colony formation assay - (Jun/11/2005 )
I want to do a colony formation assay in order to demonstrate the oncogenic feature of my gene.
I thought I have to generate stable cell lines overexpressing my gene of interest then use the stable cell line for colony formation assay. I saw a paper published recently where it used transient transfected cells for colony formation assay. What is the norm? Do I have to use stable cell line or is it OK to use transient transfected cells?
Personally, I have only used stables. I would focus on making the stables as
there will undoubtedly be lots of useful experiments you can do with cells that overexpress your
gene apart from the colony formation assay.

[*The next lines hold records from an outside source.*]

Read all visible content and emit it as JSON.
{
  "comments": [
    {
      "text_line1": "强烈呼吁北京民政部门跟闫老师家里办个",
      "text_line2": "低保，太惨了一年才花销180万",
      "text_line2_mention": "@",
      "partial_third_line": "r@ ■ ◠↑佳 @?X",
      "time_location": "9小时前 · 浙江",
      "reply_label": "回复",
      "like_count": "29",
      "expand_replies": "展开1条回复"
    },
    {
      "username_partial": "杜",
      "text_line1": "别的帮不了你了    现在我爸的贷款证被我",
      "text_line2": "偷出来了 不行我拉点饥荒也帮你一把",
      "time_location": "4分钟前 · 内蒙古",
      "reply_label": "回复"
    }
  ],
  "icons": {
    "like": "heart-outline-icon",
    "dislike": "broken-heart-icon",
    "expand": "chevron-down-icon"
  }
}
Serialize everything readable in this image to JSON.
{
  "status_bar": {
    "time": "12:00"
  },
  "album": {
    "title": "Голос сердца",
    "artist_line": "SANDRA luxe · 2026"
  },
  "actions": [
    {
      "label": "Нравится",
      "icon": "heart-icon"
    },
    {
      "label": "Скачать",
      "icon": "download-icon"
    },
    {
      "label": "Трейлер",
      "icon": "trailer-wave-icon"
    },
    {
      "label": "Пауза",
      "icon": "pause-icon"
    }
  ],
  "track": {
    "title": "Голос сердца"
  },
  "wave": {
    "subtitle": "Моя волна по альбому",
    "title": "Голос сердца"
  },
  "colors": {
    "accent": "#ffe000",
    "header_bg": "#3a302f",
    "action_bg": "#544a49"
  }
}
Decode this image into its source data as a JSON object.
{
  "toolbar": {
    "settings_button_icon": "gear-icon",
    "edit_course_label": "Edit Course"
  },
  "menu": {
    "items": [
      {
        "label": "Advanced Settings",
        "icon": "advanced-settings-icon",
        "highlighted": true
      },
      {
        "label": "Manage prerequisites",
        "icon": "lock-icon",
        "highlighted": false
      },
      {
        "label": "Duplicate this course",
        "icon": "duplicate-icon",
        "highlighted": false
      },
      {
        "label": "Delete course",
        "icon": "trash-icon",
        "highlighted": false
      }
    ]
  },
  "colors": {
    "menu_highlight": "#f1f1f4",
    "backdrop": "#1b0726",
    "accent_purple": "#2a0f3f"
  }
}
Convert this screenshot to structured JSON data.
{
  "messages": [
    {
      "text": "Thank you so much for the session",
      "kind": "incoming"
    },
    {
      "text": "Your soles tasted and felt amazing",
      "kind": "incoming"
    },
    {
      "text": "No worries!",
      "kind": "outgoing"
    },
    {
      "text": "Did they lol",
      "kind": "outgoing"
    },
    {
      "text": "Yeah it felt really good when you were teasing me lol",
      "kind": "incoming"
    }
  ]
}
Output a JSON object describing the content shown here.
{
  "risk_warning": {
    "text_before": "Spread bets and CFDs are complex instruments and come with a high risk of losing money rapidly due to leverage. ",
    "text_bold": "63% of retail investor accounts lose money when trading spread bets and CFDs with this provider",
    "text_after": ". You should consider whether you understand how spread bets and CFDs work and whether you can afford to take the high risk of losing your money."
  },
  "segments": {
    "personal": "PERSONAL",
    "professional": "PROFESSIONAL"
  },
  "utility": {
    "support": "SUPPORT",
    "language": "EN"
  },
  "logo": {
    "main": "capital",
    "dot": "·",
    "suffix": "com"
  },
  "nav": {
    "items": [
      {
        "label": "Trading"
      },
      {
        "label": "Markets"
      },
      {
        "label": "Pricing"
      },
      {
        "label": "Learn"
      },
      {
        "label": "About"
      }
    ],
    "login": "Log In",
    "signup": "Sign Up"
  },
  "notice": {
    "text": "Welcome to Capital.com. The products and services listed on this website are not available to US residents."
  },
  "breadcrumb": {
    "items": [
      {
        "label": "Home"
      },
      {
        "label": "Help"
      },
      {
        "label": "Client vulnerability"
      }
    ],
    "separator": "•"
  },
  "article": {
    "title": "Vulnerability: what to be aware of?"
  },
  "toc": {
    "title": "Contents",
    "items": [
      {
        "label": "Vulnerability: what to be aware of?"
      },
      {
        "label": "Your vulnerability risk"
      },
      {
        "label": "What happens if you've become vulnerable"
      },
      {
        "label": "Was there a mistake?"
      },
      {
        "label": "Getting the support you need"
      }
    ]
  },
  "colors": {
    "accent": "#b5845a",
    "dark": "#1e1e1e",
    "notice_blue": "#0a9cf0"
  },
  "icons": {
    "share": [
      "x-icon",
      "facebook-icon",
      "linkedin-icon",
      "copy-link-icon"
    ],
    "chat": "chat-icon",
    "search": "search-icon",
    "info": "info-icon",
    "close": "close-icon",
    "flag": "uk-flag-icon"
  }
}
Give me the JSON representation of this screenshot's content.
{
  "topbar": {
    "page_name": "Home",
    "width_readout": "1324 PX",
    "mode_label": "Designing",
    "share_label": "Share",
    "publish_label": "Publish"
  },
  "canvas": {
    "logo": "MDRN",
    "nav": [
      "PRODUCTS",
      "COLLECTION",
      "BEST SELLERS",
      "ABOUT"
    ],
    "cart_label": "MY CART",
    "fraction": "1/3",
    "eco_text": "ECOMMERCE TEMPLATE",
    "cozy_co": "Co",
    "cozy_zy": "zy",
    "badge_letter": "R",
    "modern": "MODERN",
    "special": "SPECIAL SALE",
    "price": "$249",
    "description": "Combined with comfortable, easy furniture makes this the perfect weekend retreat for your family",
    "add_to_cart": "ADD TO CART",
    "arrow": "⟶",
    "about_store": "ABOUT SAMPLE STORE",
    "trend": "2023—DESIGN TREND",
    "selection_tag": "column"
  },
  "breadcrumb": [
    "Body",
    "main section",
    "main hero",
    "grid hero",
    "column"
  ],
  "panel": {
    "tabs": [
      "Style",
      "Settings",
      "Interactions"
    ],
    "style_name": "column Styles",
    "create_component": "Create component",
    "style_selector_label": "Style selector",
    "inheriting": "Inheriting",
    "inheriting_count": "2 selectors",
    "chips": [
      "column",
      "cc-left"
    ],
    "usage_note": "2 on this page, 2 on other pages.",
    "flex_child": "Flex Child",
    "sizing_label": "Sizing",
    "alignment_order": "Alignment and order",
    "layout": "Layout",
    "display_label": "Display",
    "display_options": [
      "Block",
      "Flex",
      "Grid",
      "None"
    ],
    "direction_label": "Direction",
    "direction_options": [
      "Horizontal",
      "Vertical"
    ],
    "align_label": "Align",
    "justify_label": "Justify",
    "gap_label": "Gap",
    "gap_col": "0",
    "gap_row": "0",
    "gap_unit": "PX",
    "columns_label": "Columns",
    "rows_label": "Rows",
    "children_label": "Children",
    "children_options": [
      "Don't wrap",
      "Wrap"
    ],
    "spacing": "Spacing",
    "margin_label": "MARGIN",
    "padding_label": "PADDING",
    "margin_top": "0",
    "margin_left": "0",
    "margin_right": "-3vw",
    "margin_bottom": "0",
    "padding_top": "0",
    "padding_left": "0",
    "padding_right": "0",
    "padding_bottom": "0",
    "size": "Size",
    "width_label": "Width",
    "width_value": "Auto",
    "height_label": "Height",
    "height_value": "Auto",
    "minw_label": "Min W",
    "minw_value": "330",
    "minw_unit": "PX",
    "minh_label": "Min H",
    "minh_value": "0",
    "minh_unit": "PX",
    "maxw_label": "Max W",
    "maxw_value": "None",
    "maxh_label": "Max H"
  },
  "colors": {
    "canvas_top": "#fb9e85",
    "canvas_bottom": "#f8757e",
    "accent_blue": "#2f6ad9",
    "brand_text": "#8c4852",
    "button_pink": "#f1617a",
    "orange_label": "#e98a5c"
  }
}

While it may be possible to do a colony forming assay with transients, several variables which will need to be taken into consideration are the % of cells which are actually transfected and how long transiently transfected cells actually express the exogenous gene versus the time it takes to grow the cell colonies (on soft agar I presume).
It has been my experience that the shortest route to answer a question is rarely, if ever, the
Thats my 10 cents.
I'm with Mik, make a stable cell line. Its not that hard and doesn't take that long and gets rid of a lot of variables you don't want to deal with.
Thank you so much for the reply!
I think I will try to make the stable cell lines.
Another question relating to stable cell line: the antibody to my gene/protein did not work on westerns. So I won't be able to use western blots to choose the clone expressing protein at highest level (the antibody works on immunofluorescent but it is difficult to quantify the intensity of signal using IF).
I was thinking would it be all right if I epitope-tagged my gene (e.g. myc or flag) and use this plasmid to make a stable cell line, then I will be able to use commercially available anti-myc or anti-flag antibody on westerns to pick the best clone? So the question is whether I can treat this 'fusion protein' as my protein of interest (I am worried that the result will be criticised that I am testing the oncogenic feature of the 'fusion protein' and not my protein itself). Any ideas/comments?